- **What the task asks**: A word-for-word copy of the entries is the only acceptable reply.

[Records from a data collection]
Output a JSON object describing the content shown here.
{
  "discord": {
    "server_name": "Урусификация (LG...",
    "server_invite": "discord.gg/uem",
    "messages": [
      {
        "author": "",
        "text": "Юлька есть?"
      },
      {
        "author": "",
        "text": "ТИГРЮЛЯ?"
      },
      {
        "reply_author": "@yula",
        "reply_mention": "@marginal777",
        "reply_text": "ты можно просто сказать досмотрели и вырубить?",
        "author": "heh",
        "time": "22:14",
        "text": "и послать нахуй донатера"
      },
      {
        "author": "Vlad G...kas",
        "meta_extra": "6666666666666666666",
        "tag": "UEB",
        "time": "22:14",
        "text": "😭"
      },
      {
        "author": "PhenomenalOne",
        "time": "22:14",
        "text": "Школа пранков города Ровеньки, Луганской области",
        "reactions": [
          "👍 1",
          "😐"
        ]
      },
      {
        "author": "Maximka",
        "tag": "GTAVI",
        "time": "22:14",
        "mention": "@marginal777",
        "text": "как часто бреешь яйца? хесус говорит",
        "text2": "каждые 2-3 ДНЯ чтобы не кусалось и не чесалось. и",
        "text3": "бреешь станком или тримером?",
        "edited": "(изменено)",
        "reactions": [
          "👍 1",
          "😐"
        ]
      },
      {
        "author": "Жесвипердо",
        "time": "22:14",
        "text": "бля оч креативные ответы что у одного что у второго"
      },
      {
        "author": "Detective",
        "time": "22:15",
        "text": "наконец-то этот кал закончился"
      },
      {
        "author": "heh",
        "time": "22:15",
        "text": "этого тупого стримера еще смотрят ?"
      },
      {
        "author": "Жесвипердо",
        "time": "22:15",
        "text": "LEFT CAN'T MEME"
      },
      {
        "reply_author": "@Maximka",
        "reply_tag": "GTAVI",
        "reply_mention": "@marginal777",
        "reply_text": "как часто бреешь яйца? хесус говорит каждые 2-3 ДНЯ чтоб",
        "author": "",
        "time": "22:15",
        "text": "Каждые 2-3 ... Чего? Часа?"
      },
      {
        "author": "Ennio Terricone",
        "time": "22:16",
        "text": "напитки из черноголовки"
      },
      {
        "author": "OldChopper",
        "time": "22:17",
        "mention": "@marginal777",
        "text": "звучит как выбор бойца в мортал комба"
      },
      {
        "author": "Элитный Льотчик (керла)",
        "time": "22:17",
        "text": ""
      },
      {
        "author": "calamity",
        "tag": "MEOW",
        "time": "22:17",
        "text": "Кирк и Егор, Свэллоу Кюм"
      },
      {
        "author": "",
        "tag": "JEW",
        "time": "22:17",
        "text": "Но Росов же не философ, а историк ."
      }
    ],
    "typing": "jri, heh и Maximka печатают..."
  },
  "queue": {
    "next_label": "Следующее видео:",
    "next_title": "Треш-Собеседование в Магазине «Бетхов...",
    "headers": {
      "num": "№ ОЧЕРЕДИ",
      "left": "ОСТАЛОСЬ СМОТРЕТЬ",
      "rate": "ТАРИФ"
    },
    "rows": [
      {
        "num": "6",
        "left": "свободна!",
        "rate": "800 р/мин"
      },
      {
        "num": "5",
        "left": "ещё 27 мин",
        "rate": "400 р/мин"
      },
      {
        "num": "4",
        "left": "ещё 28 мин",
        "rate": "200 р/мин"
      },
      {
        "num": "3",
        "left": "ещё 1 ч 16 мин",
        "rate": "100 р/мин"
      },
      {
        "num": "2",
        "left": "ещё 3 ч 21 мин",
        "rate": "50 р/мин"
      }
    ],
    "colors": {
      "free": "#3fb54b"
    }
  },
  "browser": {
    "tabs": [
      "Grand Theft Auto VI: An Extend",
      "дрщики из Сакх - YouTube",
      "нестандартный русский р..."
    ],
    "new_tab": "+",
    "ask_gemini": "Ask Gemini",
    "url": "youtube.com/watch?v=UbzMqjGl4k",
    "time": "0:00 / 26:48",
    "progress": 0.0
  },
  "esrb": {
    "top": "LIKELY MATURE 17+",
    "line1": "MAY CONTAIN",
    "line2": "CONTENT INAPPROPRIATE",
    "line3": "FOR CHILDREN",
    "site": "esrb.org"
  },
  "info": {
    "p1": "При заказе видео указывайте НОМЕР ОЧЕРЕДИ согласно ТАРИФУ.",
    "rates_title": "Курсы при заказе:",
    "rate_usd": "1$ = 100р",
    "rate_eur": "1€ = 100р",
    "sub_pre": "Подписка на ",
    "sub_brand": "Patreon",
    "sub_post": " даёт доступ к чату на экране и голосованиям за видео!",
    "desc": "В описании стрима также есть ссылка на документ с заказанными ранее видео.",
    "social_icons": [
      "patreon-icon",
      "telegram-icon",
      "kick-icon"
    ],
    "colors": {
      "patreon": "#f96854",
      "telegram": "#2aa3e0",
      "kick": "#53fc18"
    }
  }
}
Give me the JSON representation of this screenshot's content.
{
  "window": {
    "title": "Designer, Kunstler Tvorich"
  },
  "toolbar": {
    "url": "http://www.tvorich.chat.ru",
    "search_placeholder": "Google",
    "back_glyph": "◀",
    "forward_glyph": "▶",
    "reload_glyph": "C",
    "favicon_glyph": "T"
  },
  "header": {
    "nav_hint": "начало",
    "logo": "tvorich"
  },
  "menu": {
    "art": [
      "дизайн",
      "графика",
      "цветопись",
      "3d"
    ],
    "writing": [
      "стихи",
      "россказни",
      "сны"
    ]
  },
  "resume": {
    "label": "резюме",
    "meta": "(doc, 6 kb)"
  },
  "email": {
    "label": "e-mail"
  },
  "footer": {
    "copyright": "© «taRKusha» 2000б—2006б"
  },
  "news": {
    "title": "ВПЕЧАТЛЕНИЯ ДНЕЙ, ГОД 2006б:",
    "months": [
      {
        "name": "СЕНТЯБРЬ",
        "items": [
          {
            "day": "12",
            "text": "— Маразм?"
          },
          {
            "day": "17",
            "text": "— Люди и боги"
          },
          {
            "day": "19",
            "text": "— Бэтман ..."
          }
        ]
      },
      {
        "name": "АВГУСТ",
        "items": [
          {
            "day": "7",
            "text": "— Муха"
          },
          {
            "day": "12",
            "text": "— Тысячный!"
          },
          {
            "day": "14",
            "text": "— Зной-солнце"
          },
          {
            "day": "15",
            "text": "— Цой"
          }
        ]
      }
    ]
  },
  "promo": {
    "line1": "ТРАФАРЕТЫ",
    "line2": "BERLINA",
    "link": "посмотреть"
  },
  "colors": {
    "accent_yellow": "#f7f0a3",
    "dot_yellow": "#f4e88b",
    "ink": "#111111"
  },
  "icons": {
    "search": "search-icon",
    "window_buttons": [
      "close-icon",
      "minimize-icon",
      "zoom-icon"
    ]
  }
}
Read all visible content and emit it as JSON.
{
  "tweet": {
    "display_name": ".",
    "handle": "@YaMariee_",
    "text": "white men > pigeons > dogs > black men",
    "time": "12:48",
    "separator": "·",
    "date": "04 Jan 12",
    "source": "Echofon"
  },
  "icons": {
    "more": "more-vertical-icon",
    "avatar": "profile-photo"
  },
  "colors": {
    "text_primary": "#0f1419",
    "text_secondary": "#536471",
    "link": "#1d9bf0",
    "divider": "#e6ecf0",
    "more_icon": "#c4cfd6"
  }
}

- **Completed exercise**:
Output a JSON object describing the content shown here.
{
  "discord": {
    "server_name": "Урусификация (LG...",
    "server_invite": "discord.gg/uem",
    "messages": [
      {
        "author": "",
        "text": "Юлька есть?"
      },
      {
        "author": "",
        "text": "ТИГРЮЛЯ?"
      },
      {
        "reply_author": "@yula",
        "reply_mention": "@marginal777",
        "reply_text": "ты можно просто сказать досмотрели и вырубить?",
        "author": "heh",
        "time": "22:14",
        "text": "и послать нахуй донатера"
      },
      {
        "author": "Vlad G...kas",
        "meta_extra": "6666666666666666666",
        "tag": "UEB",
        "time": "22:14",
        "text": "😭"
      },
      {
        "author": "PhenomenalOne",
        "time": "22:14",
        "text": "Школа пранков города Ровеньки, Луганской области",
        "reactions": [
          "👍 1",
          "😐"
        ]
      },
      {
        "author": "Maximka",
        "tag": "GTAVI",
        "time": "22:14",
        "mention": "@marginal777",
        "text": "как часто бреешь яйца? хесус говорит",
        "text2": "каждые 2-3 ДНЯ чтобы не кусалось и не чесалось. и",
        "text3": "бреешь станком или тримером?",
        "edited": "(изменено)",
        "reactions": [
          "👍 1",
          "😐"
        ]
      },
      {
        "author": "Жесвипердо",
        "time": "22:14",
        "text": "бля оч креативные ответы что у одного что у второго"
      },
      {
        "author": "Detective",
        "time": "22:15",
        "text": "наконец-то этот кал закончился"
      },
      {
        "author": "heh",
        "time": "22:15",
        "text": "этого тупого стримера еще смотрят ?"
      },
      {
        "author": "Жесвипердо",
        "time": "22:15",
        "text": "LEFT CAN'T MEME"
      },
      {
        "reply_author": "@Maximka",
        "reply_tag": "GTAVI",
        "reply_mention": "@marginal777",
        "reply_text": "как часто бреешь яйца? хесус говорит каждые 2-3 ДНЯ чтоб",
        "author": "",
        "time": "22:15",
        "text": "Каждые 2-3 ... Чего? Часа?"
      },
      {
        "author": "Ennio Terricone",
        "time": "22:16",
        "text": "напитки из черноголовки"
      },
      {
        "author": "OldChopper",
        "time": "22:17",
        "mention": "@marginal777",
        "text": "звучит как выбор бойца в мортал комба"
      },
      {
        "author": "Элитный Льотчик (керла)",
        "time": "22:17",
        "text": ""
      },
      {
        "author": "calamity",
        "tag": "MEOW",
        "time": "22:17",
        "text": "Кирк и Егор, Свэллоу Кюм"
      },
      {
        "author": "",
        "tag": "JEW",
        "time": "22:17",
        "text": "Но Росов же не философ, а историк ."
      }
    ],
    "typing": "jri, heh и Maximka печатают..."
  },
  "queue": {
    "next_label": "Следующее видео:",
    "next_title": "Треш-Собеседование в Магазине «Бетхов...",
    "headers": {
      "num": "№ ОЧЕРЕДИ",
      "left": "ОСТАЛОСЬ СМОТРЕТЬ",
      "rate": "ТАРИФ"
    },
    "rows": [
      {
        "num": "6",
        "left": "свободна!",
        "rate": "800 р/мин"
      },
      {
        "num": "5",
        "left": "ещё 27 мин",
        "rate": "400 р/мин"
      },
      {
        "num": "4",
        "left": "ещё 28 мин",
        "rate": "200 р/мин"
      },
      {
        "num": "3",
        "left": "ещё 1 ч 16 мин",
        "rate": "100 р/мин"
      },
      {
        "num": "2",
        "left": "ещё 3 ч 21 мин",
        "rate": "50 р/мин"
      }
    ],
    "colors": {
      "free": "#3fb54b"
    }
  },
  "browser": {
    "tabs": [
      "Grand Theft Auto VI: An Extend",
      "дрщики из Сакх - YouTube",
      "нестандартный русский р..."
    ],
    "new_tab": "+",
    "ask_gemini": "Ask Gemini",
    "url": "youtube.com/watch?v=UbzMqjGl4k",
    "time": "0:00 / 26:48",
    "progress": 0.0
  },
  "esrb": {
    "top": "LIKELY MATURE 17+",
    "line1": "MAY CONTAIN",
    "line2": "CONTENT INAPPROPRIATE",
    "line3": "FOR CHILDREN",
    "site": "esrb.org"
  },
  "info": {
    "p1": "При заказе видео указывайте НОМЕР ОЧЕРЕДИ согласно ТАРИФУ.",
    "rates_title": "Курсы при заказе:",
    "rate_usd": "1$ = 100р",
    "rate_eur": "1€ = 100р",
    "sub_pre": "Подписка на ",
    "sub_brand": "Patreon",
    "sub_post": " даёт доступ к чату на экране и голосованиям за видео!",
    "desc": "В описании стрима также есть ссылка на документ с заказанными ранее видео.",
    "social_icons": [
      "patreon-icon",
      "telegram-icon",
      "kick-icon"
    ],
    "colors": {
      "patreon": "#f96854",
      "telegram": "#2aa3e0",
      "kick": "#53fc18"
    }
  }
}
Give me the JSON representation of this screenshot's content.
{
  "window": {
    "title": "Designer, Kunstler Tvorich"
  },
  "toolbar": {
    "url": "http://www.tvorich.chat.ru",
    "search_placeholder": "Google",
    "back_glyph": "◀",
    "forward_glyph": "▶",
    "reload_glyph": "C",
    "favicon_glyph": "T"
  },
  "header": {
    "nav_hint": "начало",
    "logo": "tvorich"
  },
  "menu": {
    "art": [
      "дизайн",
      "графика",
      "цветопись",
      "3d"
    ],
    "writing": [
      "стихи",
      "россказни",
      "сны"
    ]
  },
  "resume": {
    "label": "резюме",
    "meta": "(doc, 6 kb)"
  },
  "email": {
    "label": "e-mail"
  },
  "footer": {
    "copyright": "© «taRKusha» 2000б—2006б"
  },
  "news": {
    "title": "ВПЕЧАТЛЕНИЯ ДНЕЙ, ГОД 2006б:",
    "months": [
      {
        "name": "СЕНТЯБРЬ",
        "items": [
          {
            "day": "12",
            "text": "— Маразм?"
          },
          {
            "day": "17",
            "text": "— Люди и боги"
          },
          {
            "day": "19",
            "text": "— Бэтман ..."
          }
        ]
      },
      {
        "name": "АВГУСТ",
        "items": [
          {
            "day": "7",
            "text": "— Муха"
          },
          {
            "day": "12",
            "text": "— Тысячный!"
          },
          {
            "day": "14",
            "text": "— Зной-солнце"
          },
          {
            "day": "15",
            "text": "— Цой"
          }
        ]
      }
    ]
  },
  "promo": {
    "line1": "ТРАФАРЕТЫ",
    "line2": "BERLINA",
    "link": "посмотреть"
  },
  "colors": {
    "accent_yellow": "#f7f0a3",
    "dot_yellow": "#f4e88b",
    "ink": "#111111"
  },
  "icons": {
    "search": "search-icon",
    "window_buttons": [
      "close-icon",
      "minimize-icon",
      "zoom-icon"
    ]
  }
}
Read all visible content and emit it as JSON.
{
  "tweet": {
    "display_name": ".",
    "handle": "@YaMariee_",
    "text": "white men > pigeons > dogs > black men",
    "time": "12:48",
    "separator": "·",
    "date": "04 Jan 12",
    "source": "Echofon"
  },
  "icons": {
    "more": "more-vertical-icon",
    "avatar": "profile-photo"
  },
  "colors": {
    "text_primary": "#0f1419",
    "text_secondary": "#536471",
    "link": "#1d9bf0",
    "divider": "#e6ecf0",
    "more_icon": "#c4cfd6"
  }
}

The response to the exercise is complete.